--- WHAT TO DO ---
Return all lines from the entries below in which the word "code" is present.

--- LISTED ENTRIES ---
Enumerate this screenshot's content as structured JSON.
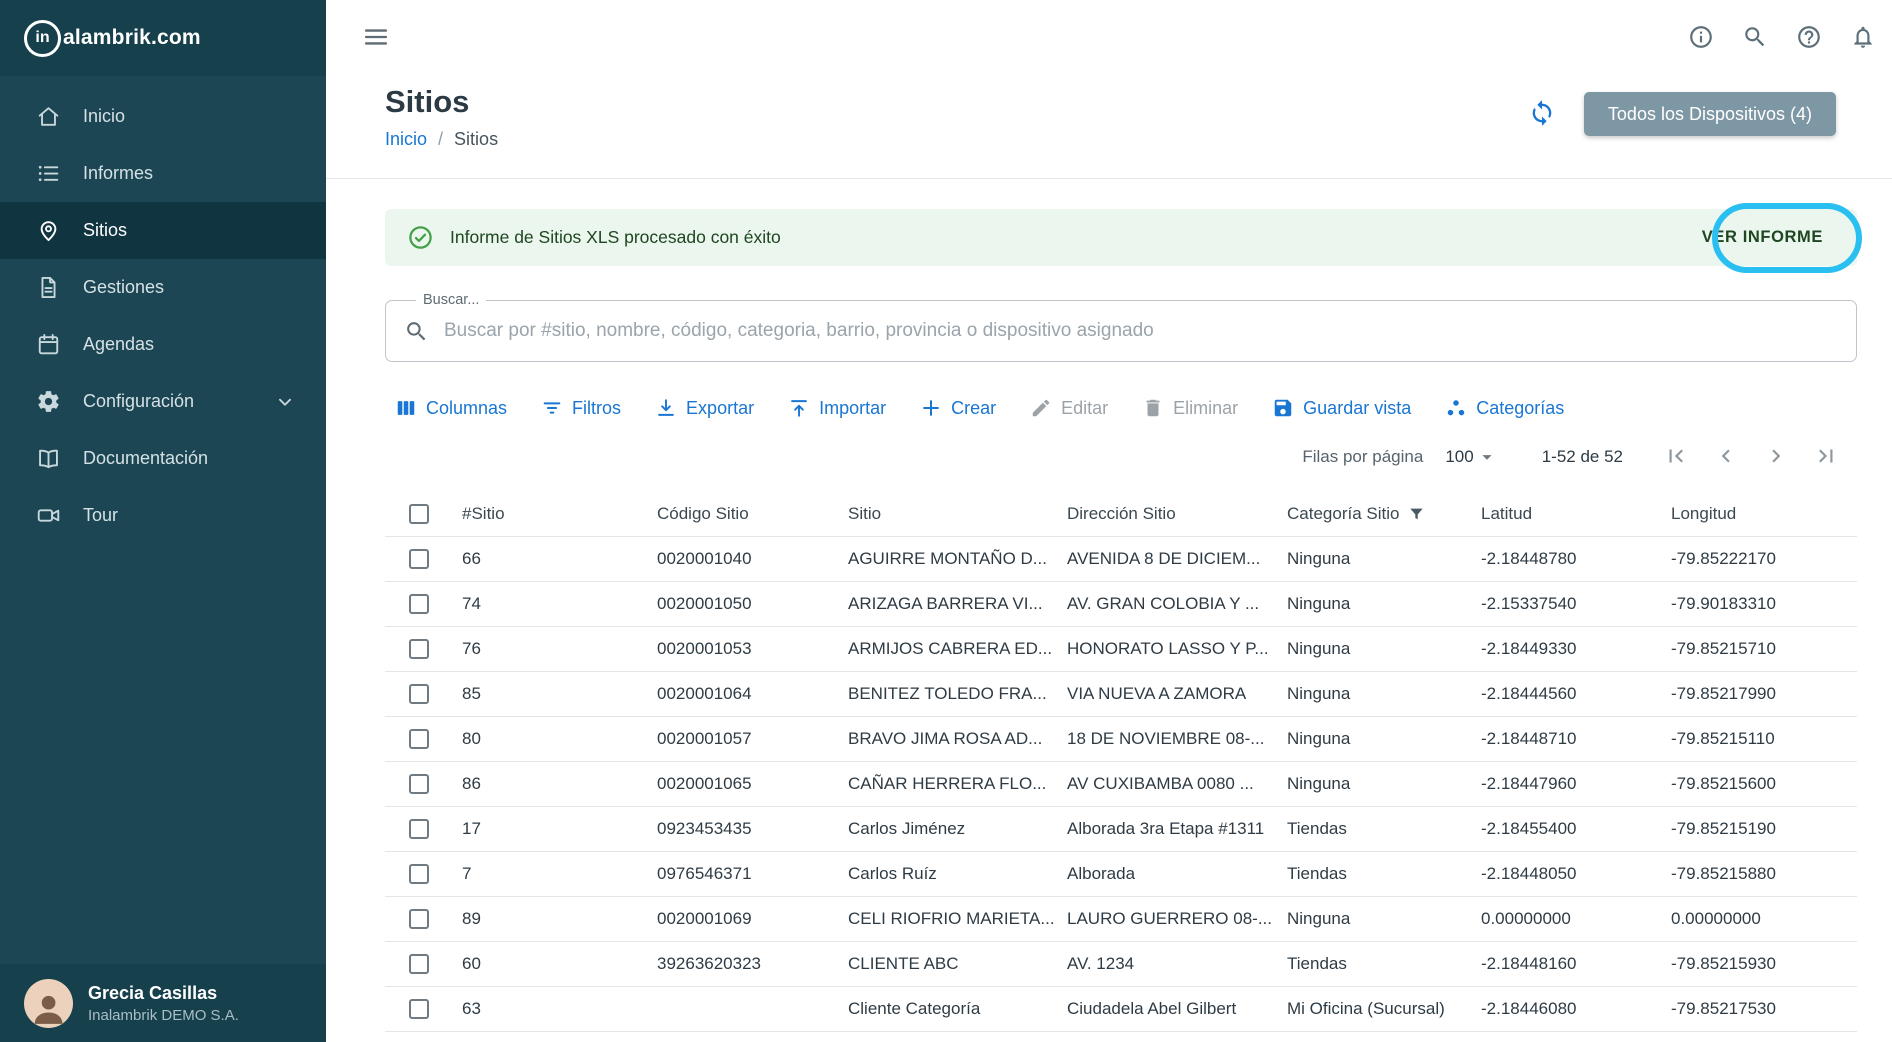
{
  "brand": {
    "circle_text": "in",
    "name_rest": "alambrik.com"
  },
  "sidebar": {
    "items": [
      {
        "label": "Inicio",
        "icon": "home-icon",
        "selected": false,
        "expandable": false
      },
      {
        "label": "Informes",
        "icon": "informes-icon",
        "selected": false,
        "expandable": false
      },
      {
        "label": "Sitios",
        "icon": "pin-icon",
        "selected": true,
        "expandable": false
      },
      {
        "label": "Gestiones",
        "icon": "file-icon",
        "selected": false,
        "expandable": false
      },
      {
        "label": "Agendas",
        "icon": "calendar-icon",
        "selected": false,
        "expandable": false
      },
      {
        "label": "Configuración",
        "icon": "gear-icon",
        "selected": false,
        "expandable": true
      },
      {
        "label": "Documentación",
        "icon": "book-icon",
        "selected": false,
        "expandable": false
      },
      {
        "label": "Tour",
        "icon": "video-icon",
        "selected": false,
        "expandable": false
      }
    ],
    "user": {
      "name": "Grecia Casillas",
      "company": "Inalambrik DEMO S.A."
    }
  },
  "page": {
    "title": "Sitios",
    "breadcrumb": {
      "link": "Inicio",
      "separator": "/",
      "current": "Sitios"
    },
    "devices_button": "Todos los Dispositivos (4)"
  },
  "alert": {
    "message": "Informe de Sitios XLS procesado con éxito",
    "action": "VER INFORME"
  },
  "search": {
    "label": "Buscar...",
    "placeholder": "Buscar por #sitio, nombre, código, categoria, barrio, provincia o dispositivo asignado",
    "value": ""
  },
  "toolbar": [
    {
      "label": "Columnas",
      "icon": "columns-icon",
      "disabled": false
    },
    {
      "label": "Filtros",
      "icon": "filter-icon",
      "disabled": false
    },
    {
      "label": "Exportar",
      "icon": "download-icon",
      "disabled": false
    },
    {
      "label": "Importar",
      "icon": "upload-icon",
      "disabled": false
    },
    {
      "label": "Crear",
      "icon": "plus-icon",
      "disabled": false
    },
    {
      "label": "Editar",
      "icon": "pencil-icon",
      "disabled": true
    },
    {
      "label": "Eliminar",
      "icon": "trash-icon",
      "disabled": true
    },
    {
      "label": "Guardar vista",
      "icon": "save-icon",
      "disabled": false
    },
    {
      "label": "Categorías",
      "icon": "categories-icon",
      "disabled": false
    }
  ],
  "pagination": {
    "rows_per_page_label": "Filas por página",
    "rows_per_page": "100",
    "range": "1-52 de 52"
  },
  "table": {
    "headers": [
      "#Sitio",
      "Código Sitio",
      "Sitio",
      "Dirección Sitio",
      "Categoría Sitio",
      "Latitud",
      "Longitud"
    ],
    "rows": [
      {
        "num": "66",
        "code": "0020001040",
        "name": "AGUIRRE MONTAÑO D...",
        "address": "AVENIDA 8 DE DICIEM...",
        "category": "Ninguna",
        "lat": "-2.18448780",
        "lng": "-79.85222170"
      },
      {
        "num": "74",
        "code": "0020001050",
        "name": "ARIZAGA BARRERA VI...",
        "address": "AV. GRAN COLOBIA Y ...",
        "category": "Ninguna",
        "lat": "-2.15337540",
        "lng": "-79.90183310"
      },
      {
        "num": "76",
        "code": "0020001053",
        "name": "ARMIJOS CABRERA ED...",
        "address": "HONORATO LASSO Y P...",
        "category": "Ninguna",
        "lat": "-2.18449330",
        "lng": "-79.85215710"
      },
      {
        "num": "85",
        "code": "0020001064",
        "name": "BENITEZ TOLEDO FRA...",
        "address": "VIA NUEVA A ZAMORA",
        "category": "Ninguna",
        "lat": "-2.18444560",
        "lng": "-79.85217990"
      },
      {
        "num": "80",
        "code": "0020001057",
        "name": "BRAVO JIMA ROSA AD...",
        "address": "18 DE NOVIEMBRE 08-...",
        "category": "Ninguna",
        "lat": "-2.18448710",
        "lng": "-79.85215110"
      },
      {
        "num": "86",
        "code": "0020001065",
        "name": "CAÑAR HERRERA FLO...",
        "address": "AV CUXIBAMBA 0080 ...",
        "category": "Ninguna",
        "lat": "-2.18447960",
        "lng": "-79.85215600"
      },
      {
        "num": "17",
        "code": "0923453435",
        "name": "Carlos Jiménez",
        "address": "Alborada 3ra Etapa #1311",
        "category": "Tiendas",
        "lat": "-2.18455400",
        "lng": "-79.85215190"
      },
      {
        "num": "7",
        "code": "0976546371",
        "name": "Carlos Ruíz",
        "address": "Alborada",
        "category": "Tiendas",
        "lat": "-2.18448050",
        "lng": "-79.85215880"
      },
      {
        "num": "89",
        "code": "0020001069",
        "name": "CELI RIOFRIO MARIETA...",
        "address": "LAURO GUERRERO 08-...",
        "category": "Ninguna",
        "lat": "0.00000000",
        "lng": "0.00000000"
      },
      {
        "num": "60",
        "code": "39263620323",
        "name": "CLIENTE ABC",
        "address": "AV. 1234",
        "category": "Tiendas",
        "lat": "-2.18448160",
        "lng": "-79.85215930"
      },
      {
        "num": "63",
        "code": "",
        "name": "Cliente Categoría",
        "address": "Ciudadela Abel Gilbert",
        "category": "Mi Oficina (Sucursal)",
        "lat": "-2.18446080",
        "lng": "-79.85217530"
      }
    ]
  },
  "colors": {
    "sidebar_bg": "#1c4653",
    "sidebar_selected": "#113441",
    "accent_blue": "#1976d2",
    "success_green": "#43a047",
    "alert_bg": "#ebf6ee",
    "devices_button_bg": "#7d97a4",
    "highlight_cyan": "#29bff0"
  }
}
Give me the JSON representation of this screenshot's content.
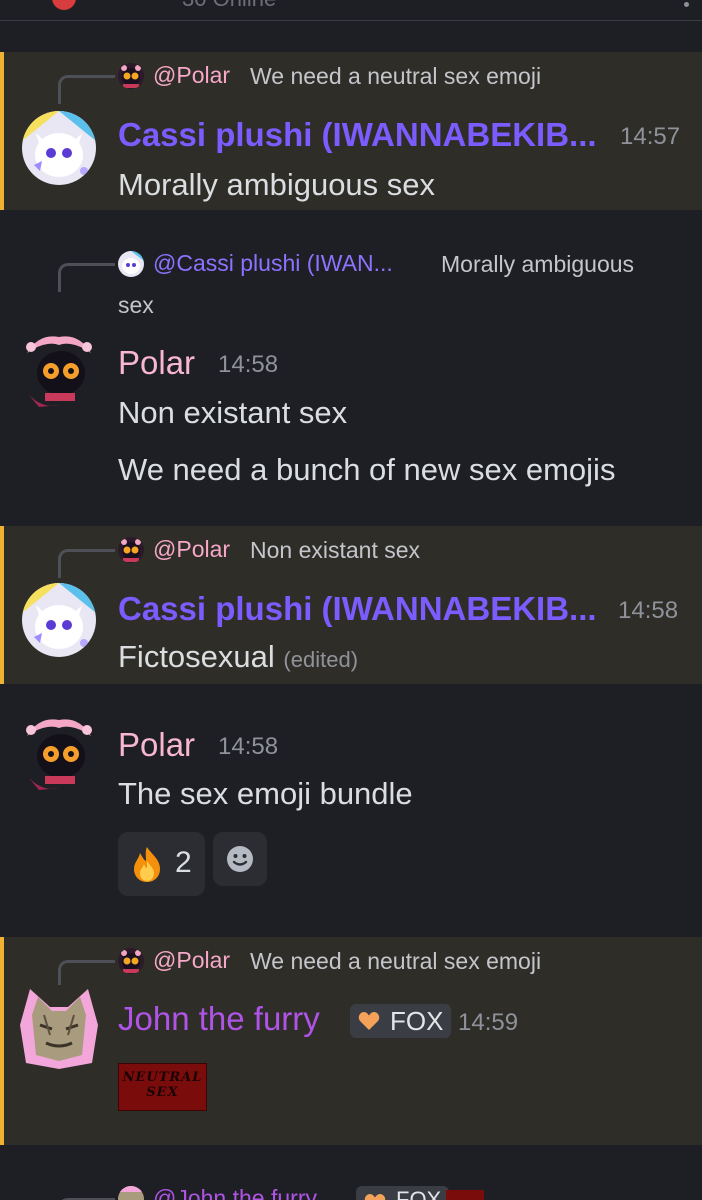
{
  "header": {
    "online_text": "30 Online"
  },
  "messages": [
    {
      "reply": {
        "name": "@Polar",
        "text": "We need a neutral sex emoji"
      },
      "author": "Cassi plushi (IWANNABEKIB...",
      "time": "14:57",
      "lines": [
        "Morally ambiguous sex"
      ]
    },
    {
      "reply": {
        "name": "@Cassi plushi (IWAN...",
        "text": "Morally ambiguous",
        "text2": "sex"
      },
      "author": "Polar",
      "time": "14:58",
      "lines": [
        "Non existant sex",
        "We need a bunch of new sex emojis"
      ]
    },
    {
      "reply": {
        "name": "@Polar",
        "text": "Non existant sex"
      },
      "author": "Cassi plushi (IWANNABEKIB...",
      "time": "14:58",
      "lines": [
        "Fictosexual"
      ],
      "edited": "(edited)"
    },
    {
      "author": "Polar",
      "time": "14:58",
      "lines": [
        "The sex emoji bundle"
      ],
      "reactions": [
        {
          "emoji": "fire-icon",
          "count": "2"
        }
      ]
    },
    {
      "reply": {
        "name": "@Polar",
        "text": "We need a neutral sex emoji"
      },
      "author": "John the furry",
      "tag": "FOX",
      "time": "14:59",
      "attachment_text": "NEUTRAL SEX"
    },
    {
      "reply": {
        "name": "@John the furry",
        "tag": "FOX"
      }
    }
  ],
  "colors": {
    "background": "#1e1f24",
    "mention_highlight": "#2f2d28",
    "mention_bar": "#f0b232",
    "cassi_name": "#7b5cff",
    "polar_name": "#f8b7cf",
    "john_name": "#b054e8"
  }
}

--- TASK RESULT ---
        "code": "0020001040",
        "code": "0020001050",
        "code": "0020001053",
        "code": "0020001064",
        "code": "0020001057",
        "code": "0020001065",
        "code": "0923453435",
        "code": "0976546371",
        "code": "0020001069",
        "code": "39263620323",
        "code": "",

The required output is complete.